═════ Information supplied ═════
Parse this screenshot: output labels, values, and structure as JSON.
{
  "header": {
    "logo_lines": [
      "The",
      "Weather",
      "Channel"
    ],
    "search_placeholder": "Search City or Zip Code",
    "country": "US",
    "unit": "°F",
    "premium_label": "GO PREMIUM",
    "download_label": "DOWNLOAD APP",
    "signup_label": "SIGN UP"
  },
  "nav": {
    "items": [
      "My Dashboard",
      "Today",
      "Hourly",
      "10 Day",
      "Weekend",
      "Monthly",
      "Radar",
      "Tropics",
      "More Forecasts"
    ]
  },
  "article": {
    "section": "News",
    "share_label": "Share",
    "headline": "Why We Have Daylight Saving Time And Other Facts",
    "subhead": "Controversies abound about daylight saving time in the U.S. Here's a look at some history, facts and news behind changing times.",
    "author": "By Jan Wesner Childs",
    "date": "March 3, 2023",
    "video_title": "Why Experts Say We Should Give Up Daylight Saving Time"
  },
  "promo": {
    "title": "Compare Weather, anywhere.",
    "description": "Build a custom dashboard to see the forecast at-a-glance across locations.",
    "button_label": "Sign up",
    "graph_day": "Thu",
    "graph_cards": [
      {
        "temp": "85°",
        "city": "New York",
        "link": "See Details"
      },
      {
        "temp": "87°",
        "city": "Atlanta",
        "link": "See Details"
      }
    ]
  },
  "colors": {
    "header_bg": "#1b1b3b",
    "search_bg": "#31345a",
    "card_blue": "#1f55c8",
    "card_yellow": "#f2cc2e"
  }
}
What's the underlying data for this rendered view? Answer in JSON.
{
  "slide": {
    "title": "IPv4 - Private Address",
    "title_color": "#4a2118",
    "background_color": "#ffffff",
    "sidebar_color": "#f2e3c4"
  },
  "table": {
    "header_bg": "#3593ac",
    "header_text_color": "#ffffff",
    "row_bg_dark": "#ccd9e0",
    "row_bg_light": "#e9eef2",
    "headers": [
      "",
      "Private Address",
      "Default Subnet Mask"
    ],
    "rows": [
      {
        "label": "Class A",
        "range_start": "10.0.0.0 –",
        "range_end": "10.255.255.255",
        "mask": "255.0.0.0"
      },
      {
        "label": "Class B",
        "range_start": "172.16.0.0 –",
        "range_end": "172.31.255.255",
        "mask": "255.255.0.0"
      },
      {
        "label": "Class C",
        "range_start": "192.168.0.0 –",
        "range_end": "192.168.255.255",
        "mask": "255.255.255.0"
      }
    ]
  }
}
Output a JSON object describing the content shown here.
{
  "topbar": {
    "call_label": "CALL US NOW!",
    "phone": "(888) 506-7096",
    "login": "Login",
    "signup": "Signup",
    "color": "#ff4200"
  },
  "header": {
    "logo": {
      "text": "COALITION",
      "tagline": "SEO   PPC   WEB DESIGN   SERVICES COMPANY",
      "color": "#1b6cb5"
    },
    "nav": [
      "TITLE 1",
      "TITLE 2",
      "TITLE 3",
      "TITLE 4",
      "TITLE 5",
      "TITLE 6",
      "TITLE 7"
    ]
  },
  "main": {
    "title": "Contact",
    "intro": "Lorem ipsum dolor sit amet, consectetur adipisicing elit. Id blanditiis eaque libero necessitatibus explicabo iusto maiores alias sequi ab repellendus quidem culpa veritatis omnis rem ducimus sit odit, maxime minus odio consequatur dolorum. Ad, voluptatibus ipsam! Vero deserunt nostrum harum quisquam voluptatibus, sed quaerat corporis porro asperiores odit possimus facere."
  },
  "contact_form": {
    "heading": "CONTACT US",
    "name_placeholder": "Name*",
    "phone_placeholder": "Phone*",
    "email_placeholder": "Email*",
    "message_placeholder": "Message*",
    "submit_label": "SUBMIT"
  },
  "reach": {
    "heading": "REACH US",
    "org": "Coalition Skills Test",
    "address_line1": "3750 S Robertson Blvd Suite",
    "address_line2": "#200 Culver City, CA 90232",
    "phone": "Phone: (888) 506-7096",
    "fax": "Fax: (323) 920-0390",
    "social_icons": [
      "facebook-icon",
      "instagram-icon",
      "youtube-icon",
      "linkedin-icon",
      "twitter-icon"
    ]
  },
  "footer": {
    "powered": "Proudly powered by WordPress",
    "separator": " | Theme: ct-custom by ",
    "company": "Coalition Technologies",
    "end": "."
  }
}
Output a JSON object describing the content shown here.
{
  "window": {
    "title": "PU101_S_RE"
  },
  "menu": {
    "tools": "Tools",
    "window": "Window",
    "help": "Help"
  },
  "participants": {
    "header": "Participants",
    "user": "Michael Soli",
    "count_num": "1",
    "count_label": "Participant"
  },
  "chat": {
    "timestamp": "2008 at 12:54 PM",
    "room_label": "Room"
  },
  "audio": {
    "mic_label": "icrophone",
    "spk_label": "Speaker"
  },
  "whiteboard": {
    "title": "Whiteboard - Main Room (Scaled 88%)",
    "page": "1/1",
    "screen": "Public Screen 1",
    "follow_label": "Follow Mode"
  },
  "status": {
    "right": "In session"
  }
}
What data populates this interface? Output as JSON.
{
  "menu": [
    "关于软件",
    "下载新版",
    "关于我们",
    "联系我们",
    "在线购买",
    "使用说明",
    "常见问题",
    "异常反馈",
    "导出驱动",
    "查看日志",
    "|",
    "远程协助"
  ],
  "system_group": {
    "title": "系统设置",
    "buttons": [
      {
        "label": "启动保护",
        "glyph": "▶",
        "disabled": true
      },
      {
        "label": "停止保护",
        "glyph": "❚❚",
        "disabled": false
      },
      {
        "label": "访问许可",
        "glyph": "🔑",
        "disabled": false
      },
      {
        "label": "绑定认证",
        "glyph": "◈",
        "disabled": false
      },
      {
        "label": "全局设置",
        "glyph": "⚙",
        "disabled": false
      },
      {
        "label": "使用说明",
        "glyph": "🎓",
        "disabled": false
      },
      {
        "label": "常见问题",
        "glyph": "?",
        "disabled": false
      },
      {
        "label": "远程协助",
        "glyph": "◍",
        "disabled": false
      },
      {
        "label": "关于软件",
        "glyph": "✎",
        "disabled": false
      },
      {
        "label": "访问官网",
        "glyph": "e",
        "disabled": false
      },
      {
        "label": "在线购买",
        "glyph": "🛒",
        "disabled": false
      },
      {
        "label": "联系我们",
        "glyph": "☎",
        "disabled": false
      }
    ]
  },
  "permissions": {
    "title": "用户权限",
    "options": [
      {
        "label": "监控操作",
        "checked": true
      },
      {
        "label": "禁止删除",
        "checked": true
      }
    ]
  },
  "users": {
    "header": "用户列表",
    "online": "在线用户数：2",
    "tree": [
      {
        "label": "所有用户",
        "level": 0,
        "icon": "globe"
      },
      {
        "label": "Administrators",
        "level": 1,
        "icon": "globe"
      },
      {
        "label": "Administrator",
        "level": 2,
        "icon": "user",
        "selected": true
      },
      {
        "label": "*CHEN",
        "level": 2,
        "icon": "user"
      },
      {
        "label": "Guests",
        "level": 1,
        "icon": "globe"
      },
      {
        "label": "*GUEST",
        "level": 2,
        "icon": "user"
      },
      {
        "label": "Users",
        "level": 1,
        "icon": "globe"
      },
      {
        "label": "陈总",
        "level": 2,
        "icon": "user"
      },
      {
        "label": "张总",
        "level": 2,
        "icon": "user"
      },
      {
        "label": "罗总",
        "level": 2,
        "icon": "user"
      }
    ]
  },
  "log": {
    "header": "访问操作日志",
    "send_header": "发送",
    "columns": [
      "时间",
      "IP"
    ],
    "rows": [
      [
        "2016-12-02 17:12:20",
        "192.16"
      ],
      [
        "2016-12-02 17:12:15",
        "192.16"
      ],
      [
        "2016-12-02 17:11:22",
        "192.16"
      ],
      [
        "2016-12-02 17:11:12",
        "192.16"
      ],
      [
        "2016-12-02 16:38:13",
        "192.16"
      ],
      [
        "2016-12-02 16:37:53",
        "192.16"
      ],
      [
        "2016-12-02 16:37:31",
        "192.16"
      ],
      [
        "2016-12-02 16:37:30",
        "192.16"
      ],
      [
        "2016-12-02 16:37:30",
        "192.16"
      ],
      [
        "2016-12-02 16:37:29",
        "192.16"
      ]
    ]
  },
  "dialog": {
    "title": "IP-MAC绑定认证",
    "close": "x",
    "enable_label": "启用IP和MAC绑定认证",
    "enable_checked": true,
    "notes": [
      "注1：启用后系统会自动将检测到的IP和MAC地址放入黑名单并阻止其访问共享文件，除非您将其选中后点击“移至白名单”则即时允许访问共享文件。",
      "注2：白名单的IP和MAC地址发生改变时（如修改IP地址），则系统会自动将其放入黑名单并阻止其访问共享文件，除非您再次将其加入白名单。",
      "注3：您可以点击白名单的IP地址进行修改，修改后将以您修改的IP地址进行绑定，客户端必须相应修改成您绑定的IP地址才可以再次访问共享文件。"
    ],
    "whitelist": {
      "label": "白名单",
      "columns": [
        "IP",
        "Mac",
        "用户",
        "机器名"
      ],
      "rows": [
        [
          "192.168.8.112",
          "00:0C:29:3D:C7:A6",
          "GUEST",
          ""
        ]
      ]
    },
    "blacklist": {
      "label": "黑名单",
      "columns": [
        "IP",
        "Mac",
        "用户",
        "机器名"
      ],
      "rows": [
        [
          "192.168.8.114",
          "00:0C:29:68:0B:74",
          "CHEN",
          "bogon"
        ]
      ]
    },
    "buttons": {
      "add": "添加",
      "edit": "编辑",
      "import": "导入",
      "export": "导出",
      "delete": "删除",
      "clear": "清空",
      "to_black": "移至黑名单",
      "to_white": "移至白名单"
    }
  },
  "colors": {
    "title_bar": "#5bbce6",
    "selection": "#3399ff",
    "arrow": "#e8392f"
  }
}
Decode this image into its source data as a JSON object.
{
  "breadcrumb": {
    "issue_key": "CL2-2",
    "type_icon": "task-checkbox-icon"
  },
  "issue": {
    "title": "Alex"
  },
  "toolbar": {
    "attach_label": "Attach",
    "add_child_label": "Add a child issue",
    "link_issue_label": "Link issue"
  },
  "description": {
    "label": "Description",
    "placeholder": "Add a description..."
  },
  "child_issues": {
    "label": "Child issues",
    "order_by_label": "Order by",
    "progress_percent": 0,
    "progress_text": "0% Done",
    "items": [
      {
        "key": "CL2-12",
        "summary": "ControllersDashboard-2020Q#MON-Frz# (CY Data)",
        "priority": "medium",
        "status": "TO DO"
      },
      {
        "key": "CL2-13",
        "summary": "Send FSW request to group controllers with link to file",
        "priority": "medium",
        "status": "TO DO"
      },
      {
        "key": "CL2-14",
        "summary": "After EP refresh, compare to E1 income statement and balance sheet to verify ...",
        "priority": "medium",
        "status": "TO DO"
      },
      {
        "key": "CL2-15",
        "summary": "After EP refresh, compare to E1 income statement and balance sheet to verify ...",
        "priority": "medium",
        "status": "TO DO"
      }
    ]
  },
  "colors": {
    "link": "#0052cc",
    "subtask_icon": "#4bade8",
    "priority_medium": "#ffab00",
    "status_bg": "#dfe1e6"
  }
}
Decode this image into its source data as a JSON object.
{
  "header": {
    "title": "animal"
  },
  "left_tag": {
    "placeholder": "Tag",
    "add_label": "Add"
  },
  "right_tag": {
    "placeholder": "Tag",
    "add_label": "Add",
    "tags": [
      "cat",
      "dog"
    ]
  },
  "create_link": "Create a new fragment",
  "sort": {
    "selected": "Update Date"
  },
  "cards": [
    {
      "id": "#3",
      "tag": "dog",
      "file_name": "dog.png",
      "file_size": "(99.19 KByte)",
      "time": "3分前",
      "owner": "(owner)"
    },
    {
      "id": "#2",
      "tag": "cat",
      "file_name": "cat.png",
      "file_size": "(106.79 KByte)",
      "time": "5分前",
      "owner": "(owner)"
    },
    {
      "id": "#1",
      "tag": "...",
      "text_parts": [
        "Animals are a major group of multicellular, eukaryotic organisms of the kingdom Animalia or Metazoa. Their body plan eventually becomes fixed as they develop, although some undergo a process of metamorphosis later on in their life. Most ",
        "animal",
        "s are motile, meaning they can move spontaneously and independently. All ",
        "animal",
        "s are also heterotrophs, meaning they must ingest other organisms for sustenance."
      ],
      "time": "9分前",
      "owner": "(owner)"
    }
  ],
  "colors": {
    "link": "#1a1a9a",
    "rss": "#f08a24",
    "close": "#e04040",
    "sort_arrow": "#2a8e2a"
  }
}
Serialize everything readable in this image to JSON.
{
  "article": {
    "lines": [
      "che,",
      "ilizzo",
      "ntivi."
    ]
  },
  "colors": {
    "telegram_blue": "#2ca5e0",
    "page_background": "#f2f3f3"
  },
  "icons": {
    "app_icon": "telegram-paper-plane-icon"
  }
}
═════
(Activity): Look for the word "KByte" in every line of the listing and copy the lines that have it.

(Completed exercise):
      "file_size": "(99.19 KByte)",
      "file_size": "(106.79 KByte)",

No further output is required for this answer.